I remember the room, as it was, then, such a very long time ago, how it had been laid out, and who had been there, and the way the pumpkins had looked, and the papers laid out beneath them, and the page of the paper which had on it the ghostly instructions, and I remember the graveyard; I remember precisely which graveyard, for I had seen a few, that I had pictured in my mind when our mothers spoke about this grave, and where I imagined it was positioned respective of the road, fence, church, trees.
I wanted our mothers to take us all to the graveyard, that night, so that we could ring around the grave by dark and hear the man’s ghost knock upon the lid of his bed. My mother said maybe, and then she said no, which was a terrific relief, for I very much did not want to ring around that grave and listen to the ghost.

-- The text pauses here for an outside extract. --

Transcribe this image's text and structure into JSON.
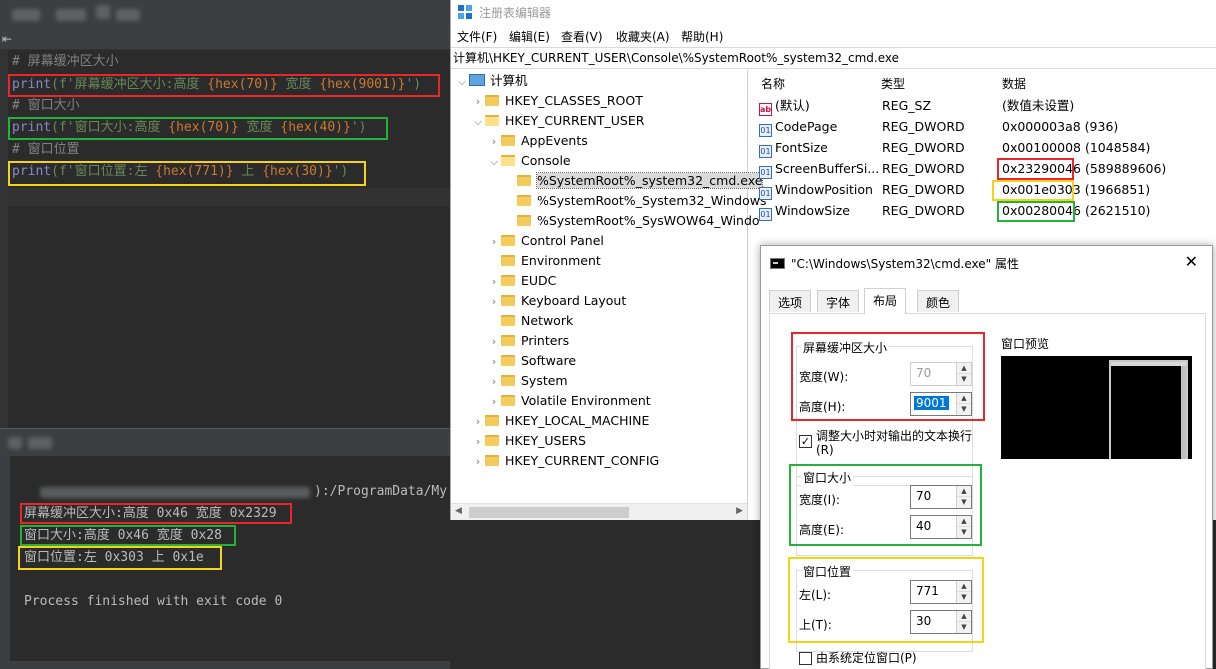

My mother solved the contrary storm of thoughts for me, and so I would be able to continue life in the comfortable restless in between, not to be thrilled, terrified, excited, sleepless, nor to be dejected or broken hearted.
So we did not go, and, so, in the end, I never saw the grave. Yet I can easily recall the very yard and stone I flew to by mind as we sat in the daylit living room pulling thready flesh out of pumpkins.
I Wish in October (4)